While writing poetry can be one of the most cathartic and healing art forms, especially at this difficult time, all of the poets agreed that there is something about publishing personal words and thoughts or sharing them on Instagram that makes you feel vulnerable. Kalra says: “I feel as if poetry almost functions as a sort of smokescreen because I have plausible deniability for anything in there, but at the same time there’s almost a brazen ownership of the content that comes with it.” Furlong Tighe and Lynch also feel protected by a sense of deniability through the prose form, but both agree that ultimately writing poetry can be quite mortifying. For Welt, exposing oneself takes courage but she is exhilarated letting “other people see what’s going on in [her] head”. She feels connected to many women who read and relate to her work. Plunkett feels empowered when readers give her positive feedback: “I felt like I was doing something good and like not only for me but for other people, like I want my poetry to help heal others at the same time.”
Holmes has received many offers for her poems on climate change to be featured in books, but she has turned them down. She would love to be published, but she believes her poems are stand-alones and are not destined to be used to push others’ narratives. She hopes to publish a zine one day, but enjoys sharing her work on her Instagram (@lucyholmxs) for now and has plans to release more poems in visual forms. Hurley has a soft spot for sharing art on social media as it is how her music career began. She thinks there is a future for bedroom pop, “diminishing of the power and the influence of studios and big expensive equipment.” She is excited by the future of online poetry, especially after her successful play Pop-Tart: she finds it inspiring “to see something like that exist entirely in an imaginary landscape, technically, and that isn’t actually physical or real or anything but it still has such an impact”.
“These days, the future is uncertain for everyone, but these student poets embrace the unpredictability of their artistic careers.”
These days, the future is uncertain for everyone, but these student poets embrace the unpredictability of their artistic careers. Plunkett is a big dreamer, so being a published writer is a goal, but she also aims to work on more activist poetry and to help “get voices heard.” Welt does not want to limit herself to one art form and strives to be a storyteller no matter what. Similarly to Holmes, who doesn’t want to be seen just as a poet, but as an artist, dabbling in many different forms of art. Kalra thinks “it’s too much of a pipe-dream” to imagine a future as just a writer, as does Furlong Tighe, who cannot help but notice and find disappointing “the massive disparity between the money that you get from a poetry collection” and from a work of fiction. They know that while they will always keep writing, they will have to work outside of writing too.

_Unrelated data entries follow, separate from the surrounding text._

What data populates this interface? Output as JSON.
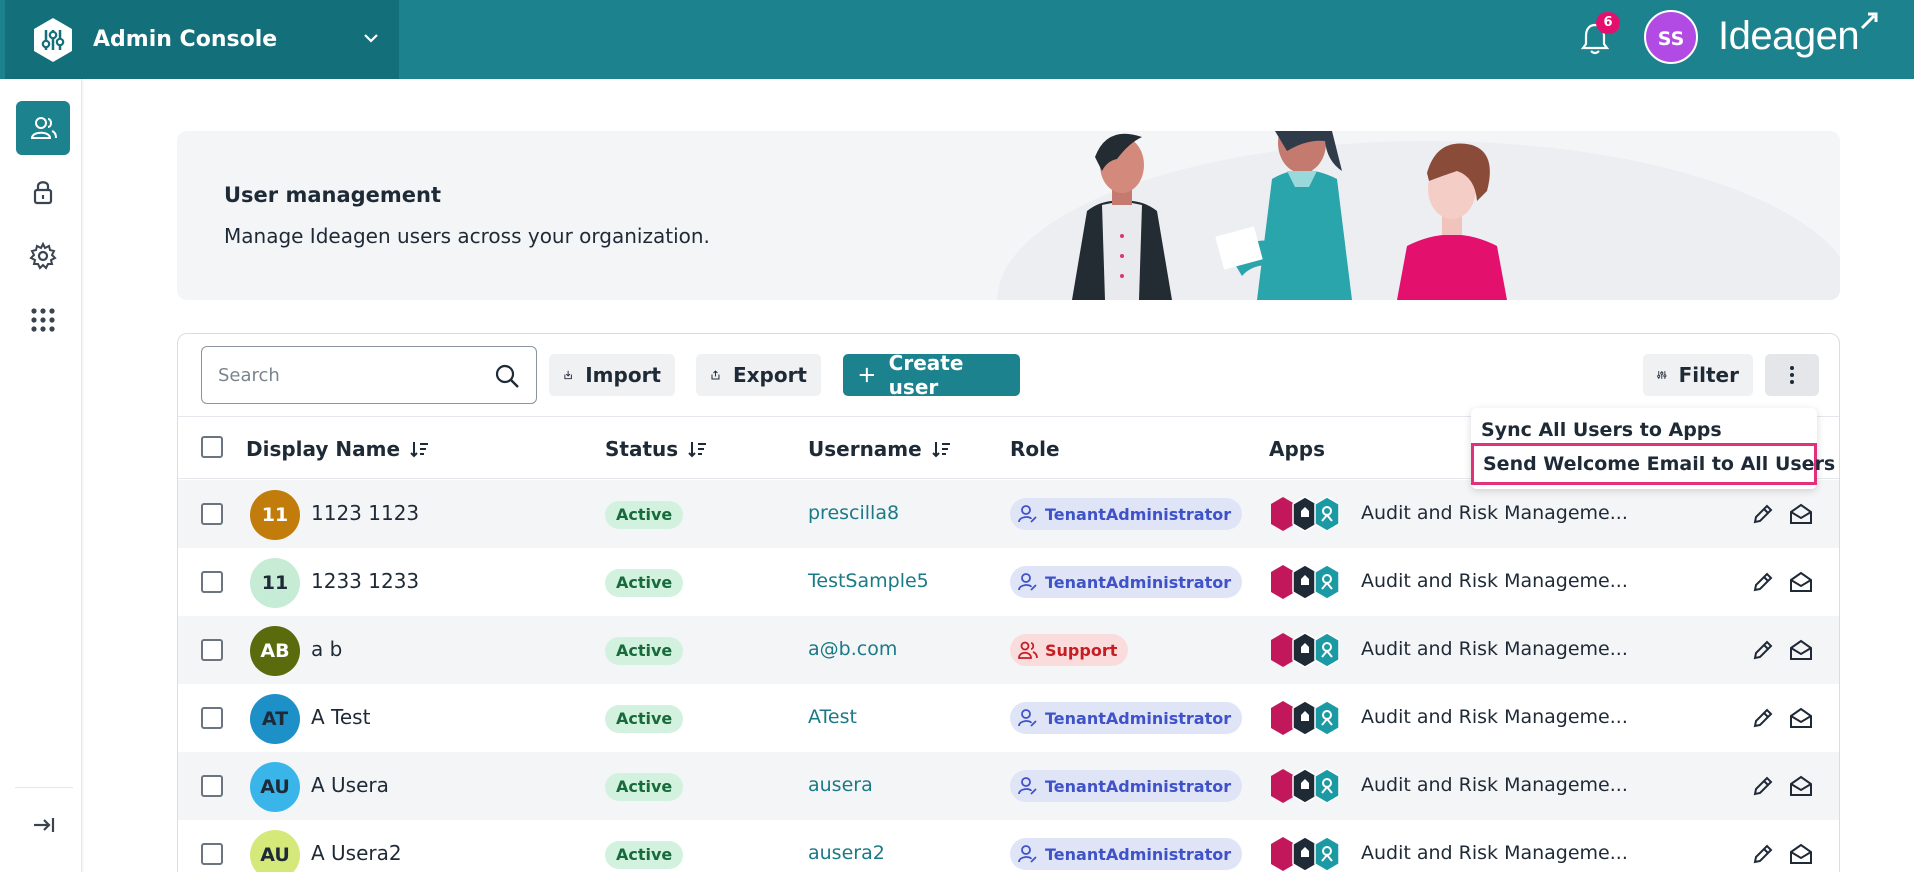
{
  "topbar": {
    "app_title": "Admin Console",
    "notification_count": "6",
    "user_initials": "SS",
    "brand": "Ideagen"
  },
  "sidebar": {
    "items": [
      {
        "name": "users",
        "icon": "users-icon",
        "active": true
      },
      {
        "name": "security",
        "icon": "lock-icon",
        "active": false
      },
      {
        "name": "settings",
        "icon": "gear-icon",
        "active": false
      },
      {
        "name": "apps",
        "icon": "grid-icon",
        "active": false
      }
    ],
    "collapse_icon": "collapse-arrow-icon"
  },
  "hero": {
    "title": "User management",
    "subtitle": "Manage Ideagen users across your organization."
  },
  "toolbar": {
    "search_placeholder": "Search",
    "import_label": "Import",
    "export_label": "Export",
    "create_label": "Create user",
    "filter_label": "Filter"
  },
  "menu": {
    "items": [
      "Sync All Users to Apps",
      "Send Welcome Email to All Users"
    ]
  },
  "table": {
    "columns": [
      "Display Name",
      "Status",
      "Username",
      "Role",
      "Apps"
    ],
    "rows": [
      {
        "initials": "11",
        "avatar_bg": "#c17c0c",
        "avatar_fg": "#ffffff",
        "name": "1123 1123",
        "status": "Active",
        "username": "prescilla8",
        "role": "TenantAdministrator",
        "role_type": "admin",
        "apps": "Audit and Risk Manageme..."
      },
      {
        "initials": "11",
        "avatar_bg": "#c6ecd6",
        "avatar_fg": "#1f2a37",
        "name": "1233 1233",
        "status": "Active",
        "username": "TestSample5",
        "role": "TenantAdministrator",
        "role_type": "admin",
        "apps": "Audit and Risk Manageme..."
      },
      {
        "initials": "AB",
        "avatar_bg": "#596b0d",
        "avatar_fg": "#ffffff",
        "name": "a b",
        "status": "Active",
        "username": "a@b.com",
        "role": "Support",
        "role_type": "support",
        "apps": "Audit and Risk Manageme..."
      },
      {
        "initials": "AT",
        "avatar_bg": "#1e90c8",
        "avatar_fg": "#1f2a37",
        "name": "A Test",
        "status": "Active",
        "username": "ATest",
        "role": "TenantAdministrator",
        "role_type": "admin",
        "apps": "Audit and Risk Manageme..."
      },
      {
        "initials": "AU",
        "avatar_bg": "#39b5ea",
        "avatar_fg": "#1f2a37",
        "name": "A Usera",
        "status": "Active",
        "username": "ausera",
        "role": "TenantAdministrator",
        "role_type": "admin",
        "apps": "Audit and Risk Manageme..."
      },
      {
        "initials": "AU",
        "avatar_bg": "#d4e97a",
        "avatar_fg": "#1f2a37",
        "name": "A Usera2",
        "status": "Active",
        "username": "ausera2",
        "role": "TenantAdministrator",
        "role_type": "admin",
        "apps": "Audit and Risk Manageme..."
      }
    ]
  },
  "colors": {
    "topbar": "#1c838e",
    "topbar_dark": "#136f79",
    "accent": "#1c838e",
    "badge": "#e3106d",
    "avatar_user": "#b24be3",
    "highlight_border": "#e0317a"
  }
}
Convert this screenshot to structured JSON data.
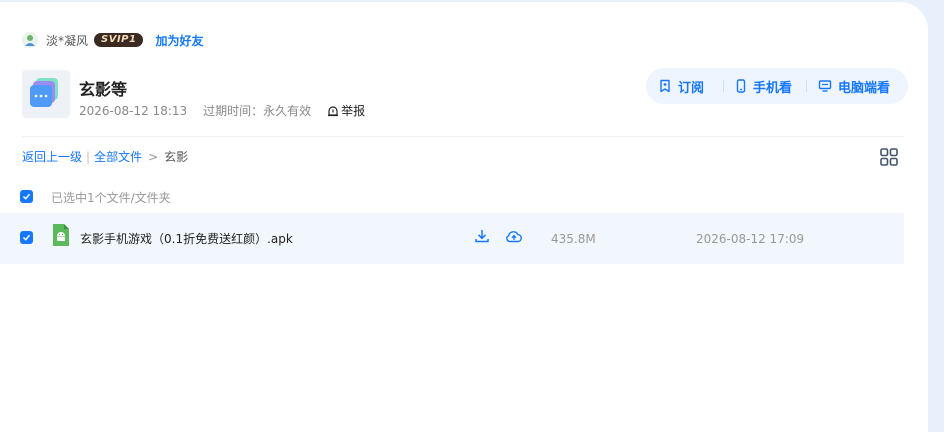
{
  "user": {
    "name": "淡*凝风",
    "badge": "SVIP1",
    "add_friend": "加为好友"
  },
  "share": {
    "title": "玄影等",
    "created": "2026-08-12 18:13",
    "expire": "过期时间：永久有效",
    "report": "举报"
  },
  "actions": {
    "subscribe": "订阅",
    "phone": "手机看",
    "pc": "电脑端看"
  },
  "breadcrumb": {
    "back": "返回上一级",
    "all": "全部文件",
    "current": "玄影"
  },
  "selection": {
    "summary": "已选中1个文件/文件夹"
  },
  "files": [
    {
      "name": "玄影手机游戏（0.1折免费送红颜）.apk",
      "size": "435.8M",
      "date": "2026-08-12 17:09"
    }
  ],
  "colors": {
    "accent": "#1677ff",
    "row_highlight": "#f2f7fd",
    "badge_bg": "#3a2a22"
  }
}
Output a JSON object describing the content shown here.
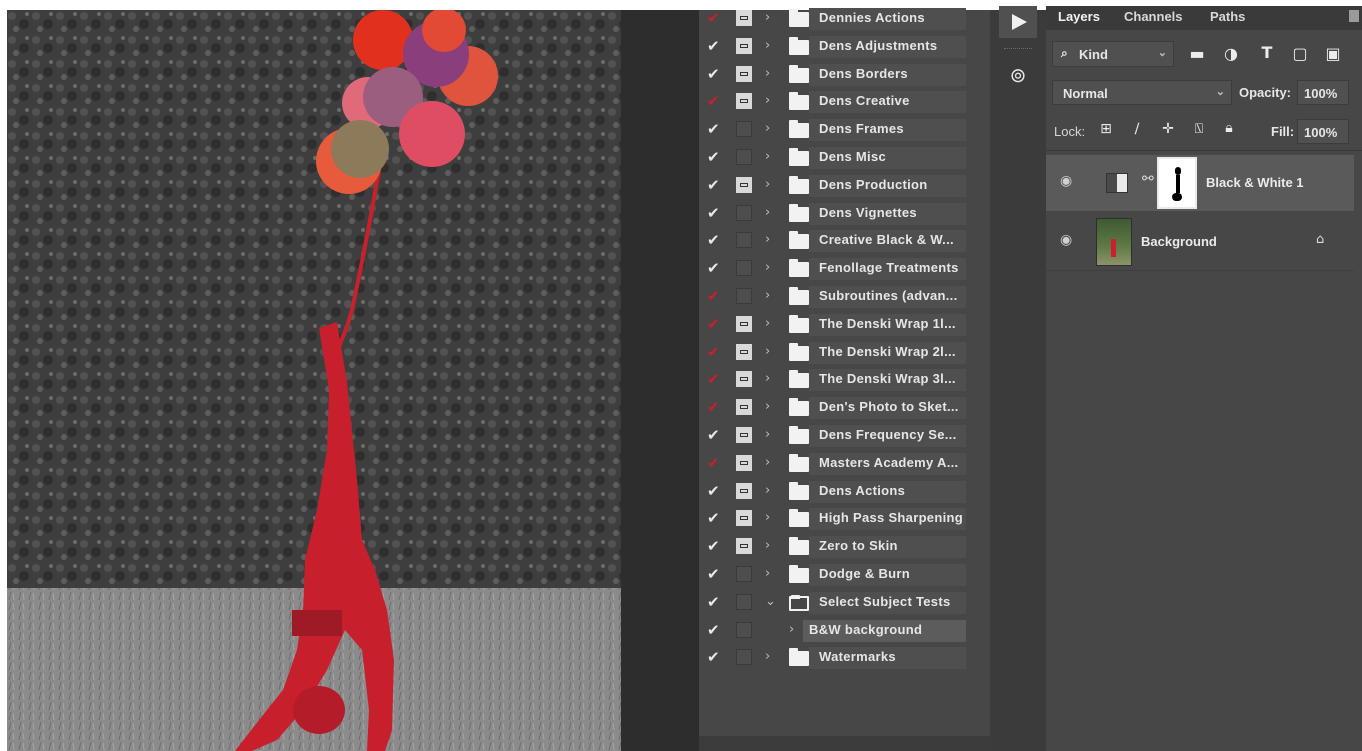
{
  "colors": {
    "checkmark_red": "#c8202c",
    "panel_bg": "#474747",
    "accent_subject": "#d8283a"
  },
  "actions_panel": {
    "items": [
      {
        "label": "Dennies Actions",
        "check_red": true,
        "dialog": true,
        "expanded": false
      },
      {
        "label": "Dens Adjustments",
        "check_red": false,
        "dialog": true,
        "expanded": false
      },
      {
        "label": "Dens Borders",
        "check_red": false,
        "dialog": true,
        "expanded": false
      },
      {
        "label": "Dens Creative",
        "check_red": true,
        "dialog": true,
        "expanded": false
      },
      {
        "label": "Dens Frames",
        "check_red": false,
        "dialog": false,
        "expanded": false
      },
      {
        "label": "Dens Misc",
        "check_red": false,
        "dialog": false,
        "expanded": false
      },
      {
        "label": "Dens Production",
        "check_red": false,
        "dialog": true,
        "expanded": false
      },
      {
        "label": "Dens Vignettes",
        "check_red": false,
        "dialog": false,
        "expanded": false
      },
      {
        "label": "Creative Black & W...",
        "check_red": false,
        "dialog": false,
        "expanded": false
      },
      {
        "label": "Fenollage Treatments",
        "check_red": false,
        "dialog": false,
        "expanded": false
      },
      {
        "label": "Subroutines (advan...",
        "check_red": true,
        "dialog": false,
        "expanded": false
      },
      {
        "label": "The Denski Wrap 1l...",
        "check_red": true,
        "dialog": true,
        "expanded": false
      },
      {
        "label": "The Denski Wrap 2l...",
        "check_red": true,
        "dialog": true,
        "expanded": false
      },
      {
        "label": "The Denski Wrap 3l...",
        "check_red": true,
        "dialog": true,
        "expanded": false
      },
      {
        "label": "Den's Photo to Sket...",
        "check_red": true,
        "dialog": true,
        "expanded": false
      },
      {
        "label": "Dens Frequency Se...",
        "check_red": false,
        "dialog": true,
        "expanded": false
      },
      {
        "label": "Masters Academy A...",
        "check_red": true,
        "dialog": true,
        "expanded": false
      },
      {
        "label": "Dens Actions",
        "check_red": false,
        "dialog": true,
        "expanded": false
      },
      {
        "label": "High Pass Sharpening",
        "check_red": false,
        "dialog": true,
        "expanded": false
      },
      {
        "label": "Zero to Skin",
        "check_red": false,
        "dialog": true,
        "expanded": false
      },
      {
        "label": "Dodge & Burn",
        "check_red": false,
        "dialog": false,
        "expanded": false
      },
      {
        "label": "Select Subject Tests",
        "check_red": false,
        "dialog": false,
        "expanded": true
      },
      {
        "label": "B&W background",
        "check_red": false,
        "dialog": false,
        "expanded": false,
        "is_action": true,
        "selected": true
      },
      {
        "label": "Watermarks",
        "check_red": false,
        "dialog": false,
        "expanded": false
      }
    ]
  },
  "toolstrip": {
    "play_icon": "play-icon",
    "cloud_icon": "creative-cloud-libraries-icon"
  },
  "layers_panel": {
    "tabs": [
      "Layers",
      "Channels",
      "Paths"
    ],
    "active_tab": "Layers",
    "filter": {
      "label": "Kind"
    },
    "blend_mode": "Normal",
    "opacity_label": "Opacity:",
    "opacity_value": "100%",
    "lock_label": "Lock:",
    "fill_label": "Fill:",
    "fill_value": "100%",
    "layers": [
      {
        "name": "Black & White 1",
        "type": "adjustment",
        "selected": true,
        "visible": true
      },
      {
        "name": "Background",
        "type": "image",
        "selected": false,
        "visible": true,
        "locked": true
      }
    ]
  }
}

Lynch, the current chair of Trinity Publications, sees a future for herself in publishing and had some wise words about the publishing world to share that any budding poet ought to hear. As an editor, “there’s a sort of ridiculous feeling, like somebody thinks that you can make the decision” to include or not include a work in a collection, but really, “it all comes down to a vibe check”. There are many facets to a rejection decision, and remembering this made Lynch “feel a bit freer”.
While it was fascinating to hear from each of these talented creatives about their processes and purposes, it was equally refreshing to learn that inspiration and motivation does not always come easily. Writing poetry can be invigorating one day, then draining the next, but despite all, these student poets persist to get their thoughts heard and read by the masses.
You can find the students’ poetry on the Instagram accounts linked throughout the article, through Icarus magazine and through the following links: